# What is required
Copy out every record that follows, word for word.

+++ Provided records +++

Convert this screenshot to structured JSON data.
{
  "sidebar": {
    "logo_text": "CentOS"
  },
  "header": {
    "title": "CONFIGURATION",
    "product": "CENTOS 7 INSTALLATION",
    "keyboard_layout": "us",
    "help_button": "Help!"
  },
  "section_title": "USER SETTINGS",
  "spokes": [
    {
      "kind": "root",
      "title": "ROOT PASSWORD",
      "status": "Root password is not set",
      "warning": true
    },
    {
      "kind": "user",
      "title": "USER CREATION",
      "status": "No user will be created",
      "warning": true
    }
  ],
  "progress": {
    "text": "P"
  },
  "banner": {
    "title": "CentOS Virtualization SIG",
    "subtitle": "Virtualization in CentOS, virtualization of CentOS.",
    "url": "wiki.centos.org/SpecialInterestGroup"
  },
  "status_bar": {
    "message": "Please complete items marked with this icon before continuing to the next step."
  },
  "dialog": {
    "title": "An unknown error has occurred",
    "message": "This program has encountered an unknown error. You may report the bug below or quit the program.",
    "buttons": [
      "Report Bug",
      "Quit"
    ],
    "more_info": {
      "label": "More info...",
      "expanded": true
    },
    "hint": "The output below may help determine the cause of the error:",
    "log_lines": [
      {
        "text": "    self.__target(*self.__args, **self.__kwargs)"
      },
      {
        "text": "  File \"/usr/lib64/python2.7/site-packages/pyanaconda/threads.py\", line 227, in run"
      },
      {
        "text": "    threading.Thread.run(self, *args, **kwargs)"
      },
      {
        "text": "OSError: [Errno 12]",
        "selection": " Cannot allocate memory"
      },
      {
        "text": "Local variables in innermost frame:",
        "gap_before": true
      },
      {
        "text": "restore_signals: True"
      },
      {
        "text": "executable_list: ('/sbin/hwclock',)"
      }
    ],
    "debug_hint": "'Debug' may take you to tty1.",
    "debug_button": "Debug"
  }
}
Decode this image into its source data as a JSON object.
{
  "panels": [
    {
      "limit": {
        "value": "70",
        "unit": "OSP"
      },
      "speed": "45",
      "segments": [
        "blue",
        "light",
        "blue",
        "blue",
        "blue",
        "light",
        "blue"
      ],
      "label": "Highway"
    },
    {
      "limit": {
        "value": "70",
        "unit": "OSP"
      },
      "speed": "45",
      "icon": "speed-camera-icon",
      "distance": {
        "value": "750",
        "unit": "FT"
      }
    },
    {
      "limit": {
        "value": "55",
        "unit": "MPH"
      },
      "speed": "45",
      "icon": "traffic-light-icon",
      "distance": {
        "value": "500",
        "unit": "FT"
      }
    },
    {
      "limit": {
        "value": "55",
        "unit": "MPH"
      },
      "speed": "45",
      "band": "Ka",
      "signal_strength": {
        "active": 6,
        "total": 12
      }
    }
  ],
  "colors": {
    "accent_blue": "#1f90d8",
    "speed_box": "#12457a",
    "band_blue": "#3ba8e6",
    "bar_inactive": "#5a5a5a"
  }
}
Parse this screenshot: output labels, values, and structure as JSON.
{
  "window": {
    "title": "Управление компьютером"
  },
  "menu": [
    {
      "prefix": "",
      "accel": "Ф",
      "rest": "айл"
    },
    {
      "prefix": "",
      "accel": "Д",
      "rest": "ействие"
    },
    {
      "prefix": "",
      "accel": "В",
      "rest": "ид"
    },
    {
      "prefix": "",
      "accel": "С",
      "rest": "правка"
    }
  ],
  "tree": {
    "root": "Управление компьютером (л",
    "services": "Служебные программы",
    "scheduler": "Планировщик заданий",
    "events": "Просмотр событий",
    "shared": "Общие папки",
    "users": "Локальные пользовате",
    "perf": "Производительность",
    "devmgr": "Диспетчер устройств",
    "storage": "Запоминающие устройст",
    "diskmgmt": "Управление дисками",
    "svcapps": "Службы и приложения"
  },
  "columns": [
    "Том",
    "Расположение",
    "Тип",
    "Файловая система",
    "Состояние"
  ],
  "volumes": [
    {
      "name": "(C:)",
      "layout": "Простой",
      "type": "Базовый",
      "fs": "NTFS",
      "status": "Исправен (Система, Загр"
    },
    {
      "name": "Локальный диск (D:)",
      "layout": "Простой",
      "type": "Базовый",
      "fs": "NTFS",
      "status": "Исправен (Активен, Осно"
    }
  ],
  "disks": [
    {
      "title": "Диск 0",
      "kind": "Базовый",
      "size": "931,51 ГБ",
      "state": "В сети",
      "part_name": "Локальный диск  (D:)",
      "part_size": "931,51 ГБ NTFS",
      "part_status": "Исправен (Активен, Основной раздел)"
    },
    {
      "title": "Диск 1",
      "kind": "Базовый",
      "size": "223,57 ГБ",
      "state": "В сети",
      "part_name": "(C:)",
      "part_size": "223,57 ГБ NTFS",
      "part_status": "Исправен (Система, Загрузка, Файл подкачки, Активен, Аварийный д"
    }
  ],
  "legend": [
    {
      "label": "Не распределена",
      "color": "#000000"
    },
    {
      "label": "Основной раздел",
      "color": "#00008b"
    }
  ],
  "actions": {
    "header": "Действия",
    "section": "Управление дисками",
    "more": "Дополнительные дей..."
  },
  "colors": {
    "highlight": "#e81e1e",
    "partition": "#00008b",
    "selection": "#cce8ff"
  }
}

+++

# Answer box
Convert this screenshot to structured JSON data.
{
  "sidebar": {
    "logo_text": "CentOS"
  },
  "header": {
    "title": "CONFIGURATION",
    "product": "CENTOS 7 INSTALLATION",
    "keyboard_layout": "us",
    "help_button": "Help!"
  },
  "section_title": "USER SETTINGS",
  "spokes": [
    {
      "kind": "root",
      "title": "ROOT PASSWORD",
      "status": "Root password is not set",
      "warning": true
    },
    {
      "kind": "user",
      "title": "USER CREATION",
      "status": "No user will be created",
      "warning": true
    }
  ],
  "progress": {
    "text": "P"
  },
  "banner": {
    "title": "CentOS Virtualization SIG",
    "subtitle": "Virtualization in CentOS, virtualization of CentOS.",
    "url": "wiki.centos.org/SpecialInterestGroup"
  },
  "status_bar": {
    "message": "Please complete items marked with this icon before continuing to the next step."
  },
  "dialog": {
    "title": "An unknown error has occurred",
    "message": "This program has encountered an unknown error. You may report the bug below or quit the program.",
    "buttons": [
      "Report Bug",
      "Quit"
    ],
    "more_info": {
      "label": "More info...",
      "expanded": true
    },
    "hint": "The output below may help determine the cause of the error:",
    "log_lines": [
      {
        "text": "    self.__target(*self.__args, **self.__kwargs)"
      },
      {
        "text": "  File \"/usr/lib64/python2.7/site-packages/pyanaconda/threads.py\", line 227, in run"
      },
      {
        "text": "    threading.Thread.run(self, *args, **kwargs)"
      },
      {
        "text": "OSError: [Errno 12]",
        "selection": " Cannot allocate memory"
      },
      {
        "text": "Local variables in innermost frame:",
        "gap_before": true
      },
      {
        "text": "restore_signals: True"
      },
      {
        "text": "executable_list: ('/sbin/hwclock',)"
      }
    ],
    "debug_hint": "'Debug' may take you to tty1.",
    "debug_button": "Debug"
  }
}
Decode this image into its source data as a JSON object.
{
  "panels": [
    {
      "limit": {
        "value": "70",
        "unit": "OSP"
      },
      "speed": "45",
      "segments": [
        "blue",
        "light",
        "blue",
        "blue",
        "blue",
        "light",
        "blue"
      ],
      "label": "Highway"
    },
    {
      "limit": {
        "value": "70",
        "unit": "OSP"
      },
      "speed": "45",
      "icon": "speed-camera-icon",
      "distance": {
        "value": "750",
        "unit": "FT"
      }
    },
    {
      "limit": {
        "value": "55",
        "unit": "MPH"
      },
      "speed": "45",
      "icon": "traffic-light-icon",
      "distance": {
        "value": "500",
        "unit": "FT"
      }
    },
    {
      "limit": {
        "value": "55",
        "unit": "MPH"
      },
      "speed": "45",
      "band": "Ka",
      "signal_strength": {
        "active": 6,
        "total": 12
      }
    }
  ],
  "colors": {
    "accent_blue": "#1f90d8",
    "speed_box": "#12457a",
    "band_blue": "#3ba8e6",
    "bar_inactive": "#5a5a5a"
  }
}
Parse this screenshot: output labels, values, and structure as JSON.
{
  "window": {
    "title": "Управление компьютером"
  },
  "menu": [
    {
      "prefix": "",
      "accel": "Ф",
      "rest": "айл"
    },
    {
      "prefix": "",
      "accel": "Д",
      "rest": "ействие"
    },
    {
      "prefix": "",
      "accel": "В",
      "rest": "ид"
    },
    {
      "prefix": "",
      "accel": "С",
      "rest": "правка"
    }
  ],
  "tree": {
    "root": "Управление компьютером (л",
    "services": "Служебные программы",
    "scheduler": "Планировщик заданий",
    "events": "Просмотр событий",
    "shared": "Общие папки",
    "users": "Локальные пользовате",
    "perf": "Производительность",
    "devmgr": "Диспетчер устройств",
    "storage": "Запоминающие устройст",
    "diskmgmt": "Управление дисками",
    "svcapps": "Службы и приложения"
  },
  "columns": [
    "Том",
    "Расположение",
    "Тип",
    "Файловая система",
    "Состояние"
  ],
  "volumes": [
    {
      "name": "(C:)",
      "layout": "Простой",
      "type": "Базовый",
      "fs": "NTFS",
      "status": "Исправен (Система, Загр"
    },
    {
      "name": "Локальный диск (D:)",
      "layout": "Простой",
      "type": "Базовый",
      "fs": "NTFS",
      "status": "Исправен (Активен, Осно"
    }
  ],
  "disks": [
    {
      "title": "Диск 0",
      "kind": "Базовый",
      "size": "931,51 ГБ",
      "state": "В сети",
      "part_name": "Локальный диск  (D:)",
      "part_size": "931,51 ГБ NTFS",
      "part_status": "Исправен (Активен, Основной раздел)"
    },
    {
      "title": "Диск 1",
      "kind": "Базовый",
      "size": "223,57 ГБ",
      "state": "В сети",
      "part_name": "(C:)",
      "part_size": "223,57 ГБ NTFS",
      "part_status": "Исправен (Система, Загрузка, Файл подкачки, Активен, Аварийный д"
    }
  ],
  "legend": [
    {
      "label": "Не распределена",
      "color": "#000000"
    },
    {
      "label": "Основной раздел",
      "color": "#00008b"
    }
  ],
  "actions": {
    "header": "Действия",
    "section": "Управление дисками",
    "more": "Дополнительные дей..."
  },
  "colors": {
    "highlight": "#e81e1e",
    "partition": "#00008b",
    "selection": "#cce8ff"
  }
}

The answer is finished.